The Effect Of Color In Getting Your Message Out To Your Customers
Question: Are their colors that I should or shouldn’t use on a trade show booth or the supporting graphics like banners stands or table runners?
Answer: I’m going to give you my opinion, as it is gained by observation of signs and graphics for over 20 years. Disclaimer: There is no scientific evidence backing up my conclusions unless coincidentally agreeing with me.
First and foremost, the message is and will always be the medium. People are generally still fairly literate who are attending the trade show you’re exhibiting your goods or services at, so they’re scanning as they walk, and while color is important, what they read is what will bring them into your booth, not shiny stuff, unless you’re selling shiny stuff.
I will give graphic designers a nibble on this point. Flashy will catch the eye before your logos, headlines, and taglines. But on most other aspects of marketing and advertising, graphic designers are all about the look, and have little clue as to what makes people open up their wallets when the message is compelling.

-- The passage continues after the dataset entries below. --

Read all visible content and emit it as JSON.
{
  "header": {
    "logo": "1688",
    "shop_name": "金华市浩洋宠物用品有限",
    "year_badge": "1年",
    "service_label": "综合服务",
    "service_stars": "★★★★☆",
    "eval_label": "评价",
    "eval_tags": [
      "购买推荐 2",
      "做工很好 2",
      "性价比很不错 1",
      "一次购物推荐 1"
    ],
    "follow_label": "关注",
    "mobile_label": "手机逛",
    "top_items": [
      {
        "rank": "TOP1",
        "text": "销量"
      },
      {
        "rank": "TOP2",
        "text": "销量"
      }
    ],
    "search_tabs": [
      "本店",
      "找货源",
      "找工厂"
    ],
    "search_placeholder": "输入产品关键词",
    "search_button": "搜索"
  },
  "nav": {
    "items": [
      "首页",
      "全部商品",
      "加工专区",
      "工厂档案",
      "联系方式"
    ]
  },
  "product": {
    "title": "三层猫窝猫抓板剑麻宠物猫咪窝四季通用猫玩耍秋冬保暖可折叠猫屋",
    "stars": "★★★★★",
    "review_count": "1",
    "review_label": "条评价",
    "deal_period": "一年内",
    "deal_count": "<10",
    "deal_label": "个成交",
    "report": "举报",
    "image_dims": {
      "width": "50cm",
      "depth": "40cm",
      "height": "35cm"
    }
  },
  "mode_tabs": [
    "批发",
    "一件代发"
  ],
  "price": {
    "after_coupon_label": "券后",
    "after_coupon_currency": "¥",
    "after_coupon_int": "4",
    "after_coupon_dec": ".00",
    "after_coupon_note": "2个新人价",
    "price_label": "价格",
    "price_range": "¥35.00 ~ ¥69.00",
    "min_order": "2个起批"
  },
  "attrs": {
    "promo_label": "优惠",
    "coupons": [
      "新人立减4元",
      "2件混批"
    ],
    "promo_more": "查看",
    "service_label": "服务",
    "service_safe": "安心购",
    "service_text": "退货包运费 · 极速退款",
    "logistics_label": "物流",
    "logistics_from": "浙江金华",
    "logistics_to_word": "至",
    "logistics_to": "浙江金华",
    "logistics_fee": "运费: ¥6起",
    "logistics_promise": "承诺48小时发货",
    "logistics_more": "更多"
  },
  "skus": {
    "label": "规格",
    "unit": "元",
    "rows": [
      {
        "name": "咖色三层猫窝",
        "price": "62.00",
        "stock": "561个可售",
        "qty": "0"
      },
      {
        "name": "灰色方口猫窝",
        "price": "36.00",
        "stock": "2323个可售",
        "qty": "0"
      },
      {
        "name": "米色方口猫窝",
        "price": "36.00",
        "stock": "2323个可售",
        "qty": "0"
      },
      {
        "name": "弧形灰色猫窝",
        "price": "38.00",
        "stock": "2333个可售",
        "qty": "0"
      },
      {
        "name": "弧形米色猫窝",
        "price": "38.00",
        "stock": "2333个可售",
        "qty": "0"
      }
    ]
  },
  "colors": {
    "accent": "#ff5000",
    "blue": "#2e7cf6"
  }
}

Next, I will say that color is extremely important. Yes, the message is of utmost importance, but if you put burgundy copy on a black background, the most compelling copy in the universe will be missed because it just got blended into the background by your eye. Photographic backgrounds, which are popular now, due to the availability of dye sublimation fabric banners and trade show displays and digital printing of various media, can be tricky as well due to the variation in the background coloration.
Many designers now are shying away from certain types of photographic backgrounds for this reason. The number one most effective visual effect color-wise is bright yellow on a bright red background. A large hamburger chain has effectively used this color scheme, along with brilliant marketing, to become the largest hamburger chain in the world. It was not, we believe, done purposely, other than that when the founder looked at signs, he noted that the best viewed color contrast was yellow on red. Later, scientific experiments backed this finding up. Sorry, I said I wouldn’t present scientific evidence of my claim, but at least I won’t cite any references.
The second best color contrast is yellow on black, then white on red and white on black. Letters reversed on a dark background will always read best and from the greatest distance. I remember this from reading numerous articles in sign journals as I was falling asleep. At any rate, this solid background can be terribly dull and boring, so graphic designers wandered away from it as digital printing of signs and banners became the norm late in the 20th century.
However, I believe due to the difficulty of reading signs that were too artistic, what I’m seeing from graphic designers now is a fusion of the two when and where it fits. A solid dark background (red or darker) with bright lettering (bright orange or lighter) with some photographic elements highlighting around the edges or in the gaps can provide some attractive trade show display graphics, and if your message resonates with your potential clients, you should have a very successful show.